Whenever possible, elimination of a tumour by surgery is preferred. However, in many instances, large neoplasms, or those in critical areas such as the brain, are not amenable to complete or even partial surgical removal. Even when a tumour is grossly removed, microscopic foci of neoplastic cells may extend beyond the limits of the surgical field. In all of these instances, radiation therapy, often in combination with chemotherapy, is useful in treating the remaining cancer. Radiation therapy is often the treatment of choice for brain tumours, nasal tumours and other neoplasms of the head and neck. Radiotherapy is also used to treat soft tissue tumours of the skin and subcutis either before or after surgery. It is seldom used in the treatment of lung neoplasia or in the treatment of neoplastic disease of the abdominal cavity, due to the mobility of tumours in these areas. As the sophistication of radiotherapy techniques increases, more and more types of neoplasia are being treated at least in part by radiation therapy.

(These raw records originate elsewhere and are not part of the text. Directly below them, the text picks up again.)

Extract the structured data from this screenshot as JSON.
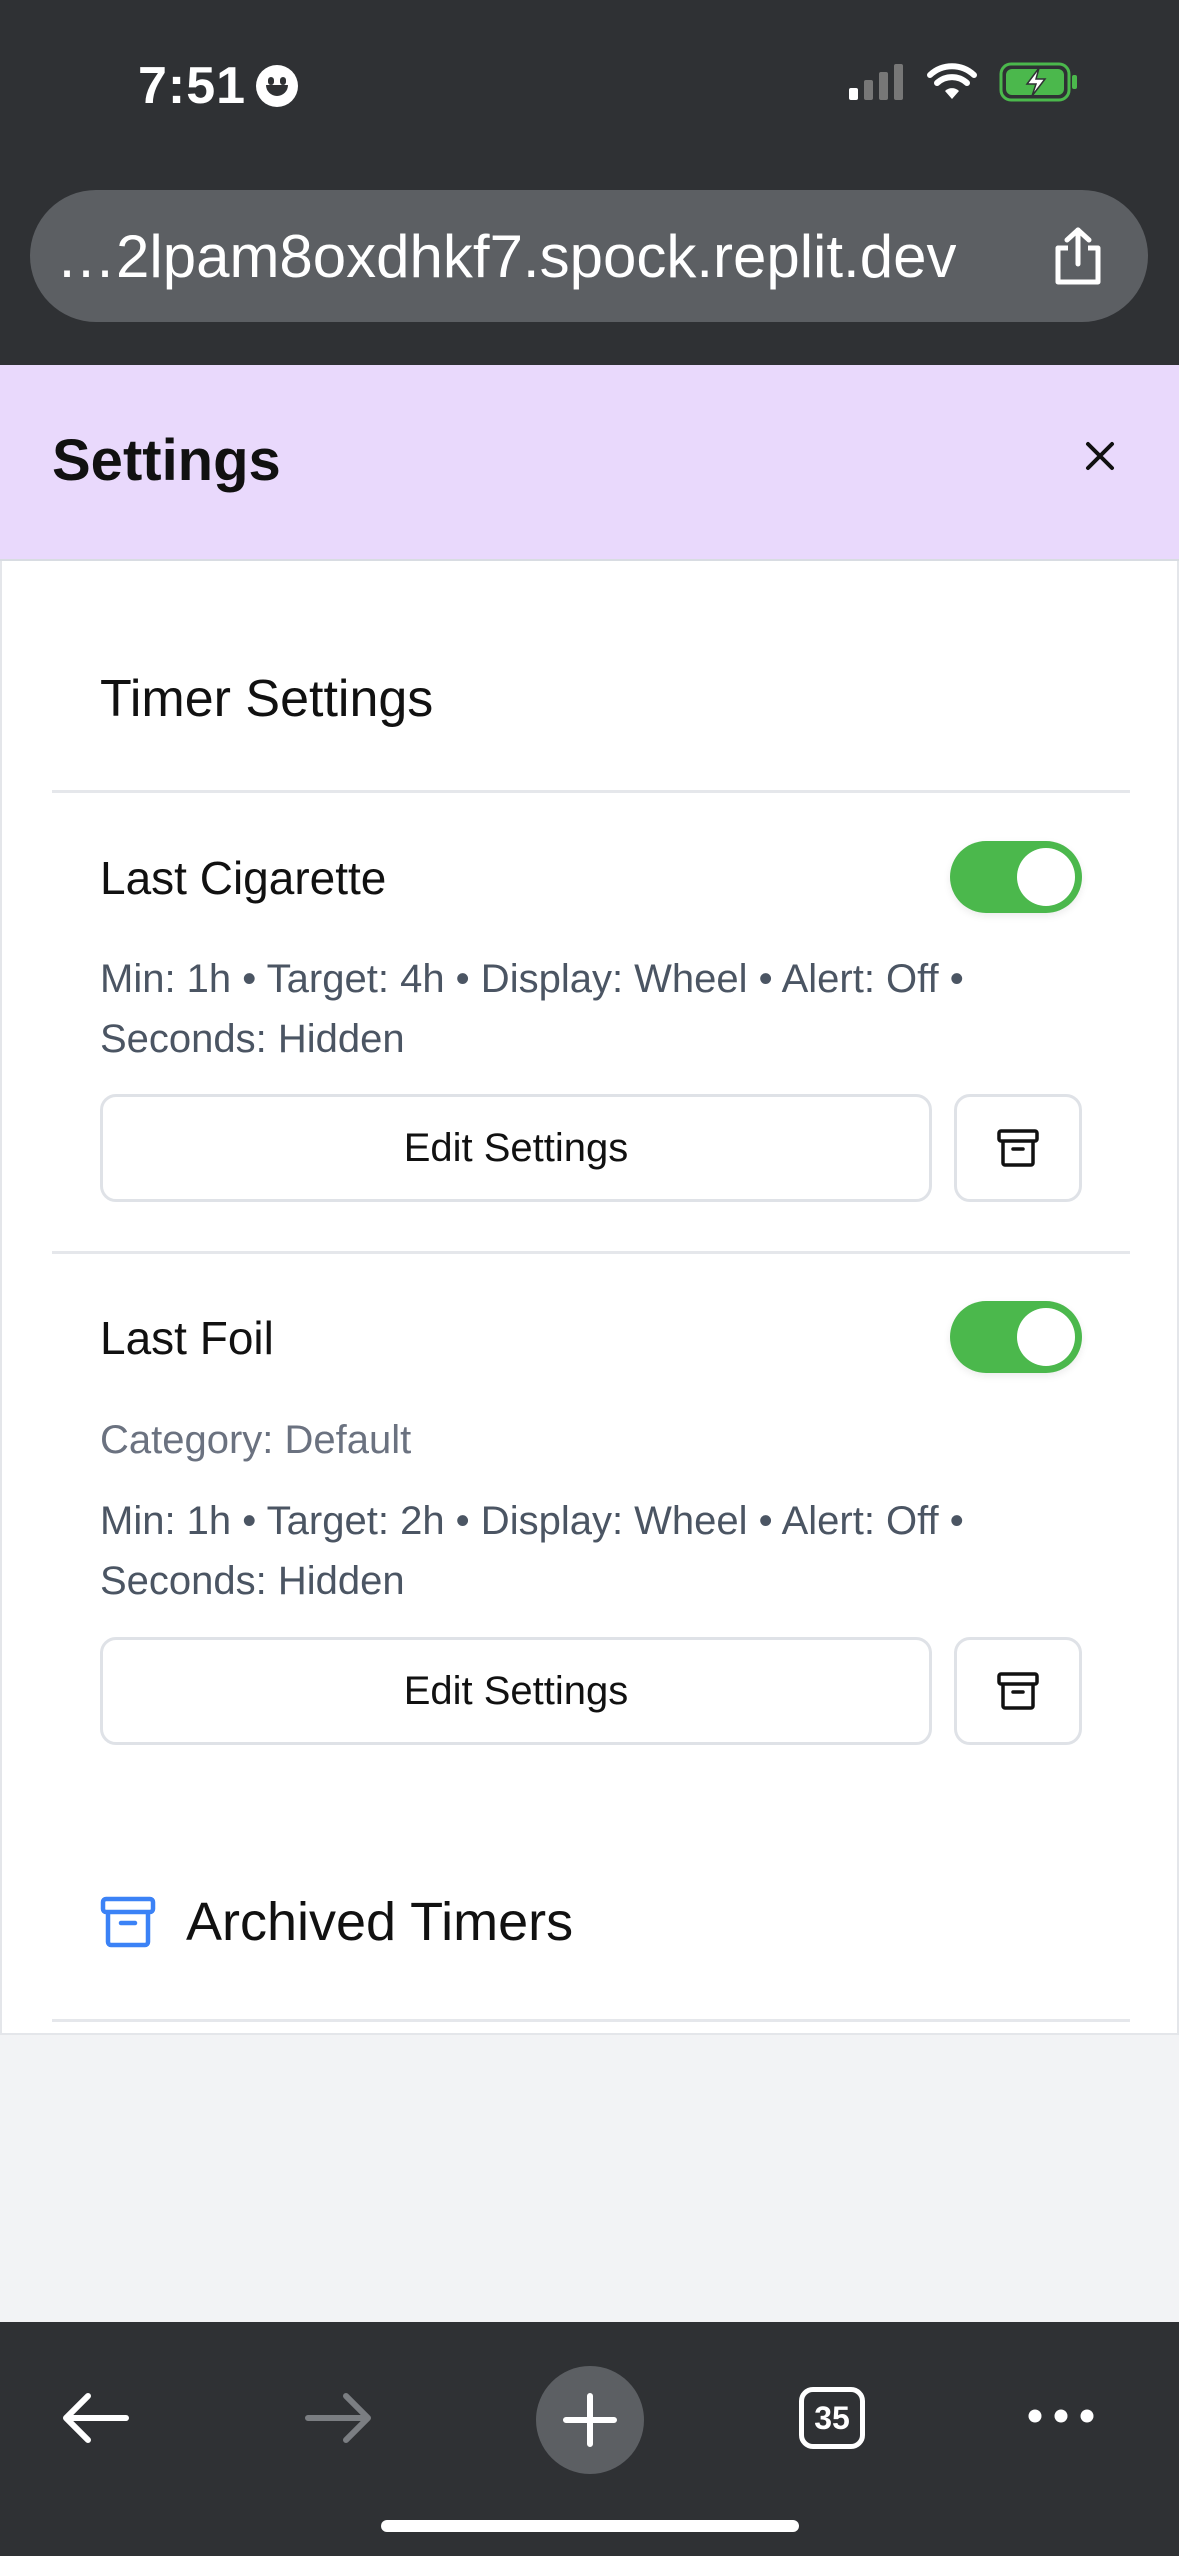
{
  "status_bar": {
    "time": "7:51"
  },
  "browser": {
    "url": "…2lpam8oxdhkf7.spock.replit.dev",
    "tab_count": "35"
  },
  "header": {
    "title": "Settings"
  },
  "section": {
    "title": "Timer Settings"
  },
  "timers": [
    {
      "name": "Last Cigarette",
      "enabled": true,
      "details_line1": "Min: 1h • Target: 4h • Display: Wheel • Alert: Off •",
      "details_line2": "Seconds: Hidden",
      "edit_label": "Edit Settings"
    },
    {
      "name": "Last Foil",
      "enabled": true,
      "category": "Category: Default",
      "details_line1": "Min: 1h • Target: 2h • Display: Wheel • Alert: Off •",
      "details_line2": "Seconds: Hidden",
      "edit_label": "Edit Settings"
    }
  ],
  "archived": {
    "label": "Archived Timers"
  },
  "colors": {
    "header_bg": "#e9d9fc",
    "toggle_on": "#4bb84c",
    "archive_accent": "#3b82f6",
    "chrome_bg": "#2f3134"
  }
}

In the course of radiation treatment of cancer, some surrounding normal tissues will be affected. The radiation-induced effects to normal tissues usually do not begin until the end of the therapy period and they continue for several weeks after the treatments have ended. These are called the acute side effects. They usually resolve within a few weeks to a month after radiation has been completed. Other adverse effects associated with radiation therapy may occur many months or years after radiation is complete. These are called delayed adverse effects. While the adverse effects of radiation therapy are difficult to predict, a few of the most common possible effects are listed below.

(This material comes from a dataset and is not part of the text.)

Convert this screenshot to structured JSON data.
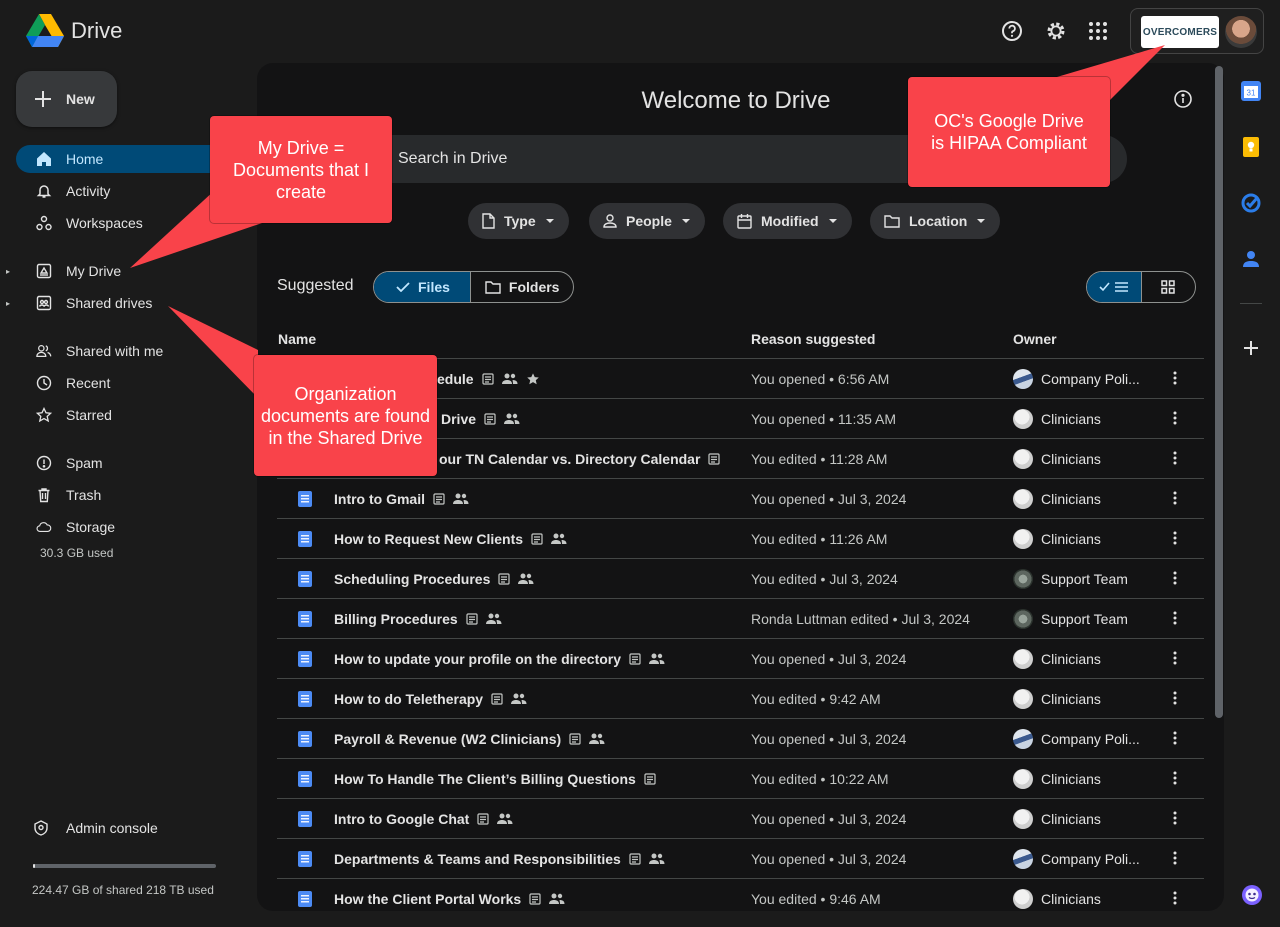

Skin: Radiation reactions that may appear toward the end of radiation therapy include loss of hair and a sunburn-like effect to the skin that may become itchy, dry or moist. Most pets develop a change in the colour of the skin and hair in the area being treated and, occasionally, hair will fall out and not re-grow in that area. Other changes to the skin that are much less common include formation of a non-healing wound and the formation of thickened scar tissue in the area being treated.

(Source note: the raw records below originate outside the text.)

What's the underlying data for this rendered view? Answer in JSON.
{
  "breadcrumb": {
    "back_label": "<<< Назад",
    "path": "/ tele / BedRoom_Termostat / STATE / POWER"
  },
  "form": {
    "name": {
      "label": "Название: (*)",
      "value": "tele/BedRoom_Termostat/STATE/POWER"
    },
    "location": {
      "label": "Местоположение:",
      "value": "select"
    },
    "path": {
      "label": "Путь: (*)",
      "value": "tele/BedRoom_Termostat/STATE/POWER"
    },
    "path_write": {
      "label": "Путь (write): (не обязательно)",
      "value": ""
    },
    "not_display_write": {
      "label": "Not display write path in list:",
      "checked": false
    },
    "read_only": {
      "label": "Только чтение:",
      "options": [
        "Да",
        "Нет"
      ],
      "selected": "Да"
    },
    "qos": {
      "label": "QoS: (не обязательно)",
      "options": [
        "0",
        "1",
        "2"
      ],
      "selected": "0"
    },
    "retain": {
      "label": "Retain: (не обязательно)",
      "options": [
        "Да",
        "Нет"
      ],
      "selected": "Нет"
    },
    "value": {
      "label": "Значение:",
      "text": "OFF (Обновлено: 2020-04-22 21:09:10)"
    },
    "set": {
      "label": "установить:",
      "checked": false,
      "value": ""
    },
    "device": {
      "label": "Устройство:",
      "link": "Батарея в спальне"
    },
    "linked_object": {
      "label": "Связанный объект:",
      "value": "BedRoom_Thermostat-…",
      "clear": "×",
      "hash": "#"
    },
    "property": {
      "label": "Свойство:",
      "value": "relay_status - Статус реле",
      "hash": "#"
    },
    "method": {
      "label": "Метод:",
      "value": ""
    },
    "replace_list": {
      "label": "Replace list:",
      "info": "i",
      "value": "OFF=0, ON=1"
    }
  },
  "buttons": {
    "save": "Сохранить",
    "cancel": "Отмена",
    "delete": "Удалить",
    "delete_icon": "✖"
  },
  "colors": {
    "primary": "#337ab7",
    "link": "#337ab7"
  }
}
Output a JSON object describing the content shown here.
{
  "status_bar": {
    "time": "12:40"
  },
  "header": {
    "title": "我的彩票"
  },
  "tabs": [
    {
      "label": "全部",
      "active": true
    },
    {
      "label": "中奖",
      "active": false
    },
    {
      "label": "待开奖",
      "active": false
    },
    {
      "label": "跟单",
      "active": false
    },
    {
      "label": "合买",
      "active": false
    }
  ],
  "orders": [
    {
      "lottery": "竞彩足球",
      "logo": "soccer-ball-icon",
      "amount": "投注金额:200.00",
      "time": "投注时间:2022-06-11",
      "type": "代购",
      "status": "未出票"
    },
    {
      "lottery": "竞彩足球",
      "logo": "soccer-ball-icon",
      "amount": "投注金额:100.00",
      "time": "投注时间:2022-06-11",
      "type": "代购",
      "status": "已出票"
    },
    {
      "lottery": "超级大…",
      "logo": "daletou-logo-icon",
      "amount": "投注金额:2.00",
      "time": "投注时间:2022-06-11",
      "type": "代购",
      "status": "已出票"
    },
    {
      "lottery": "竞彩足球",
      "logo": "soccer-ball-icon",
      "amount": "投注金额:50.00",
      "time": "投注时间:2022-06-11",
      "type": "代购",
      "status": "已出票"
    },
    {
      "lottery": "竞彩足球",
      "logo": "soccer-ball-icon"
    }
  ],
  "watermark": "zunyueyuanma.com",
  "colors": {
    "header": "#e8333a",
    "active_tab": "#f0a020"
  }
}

Mouth: If tumour in or around the mouth is being treated, injury to this area can result in a sunburn-like effect to the tongue and the tissues lining the mouth. This can result in loss of appetite, altered tongue function and tenderness to the lining of the mouth.
Large intestine and rectum: Occasionally, the colon and rectum are affected when tumours in that area of the body are being treated. Most pets have only mild, transient side effects that can include loose stool (bowel movement) that may contain blood, and perhaps some discomfort passing stool.
Eye: The eye is often unavoidable in the treatment field when tumours of the facial skin, sinuses or nasal cavity are treated. While most pets do not show any adverse effects associated with damage to the eye itself, side effects can include cataract formation months to years after therapy is finished, damage to the retina, decreased tear production, and irritation to the tissues around the eye. Occasionally, an ulcer of the cornea may be noted.
More than fifty percent of cancers are treated alone with radiation or in adjunct to other modalities. So, if your pooch is detected with cancer, do not lose hope!
(Dr PR Chaudhari, MVSc, DMRIT PhD, is stationed at Comparative Oncology & Experimental Nuclear Medicine, Advance Centre for Treatment, Research and Education in Cancer, Tata Memorial Centre, Navi Mumbai).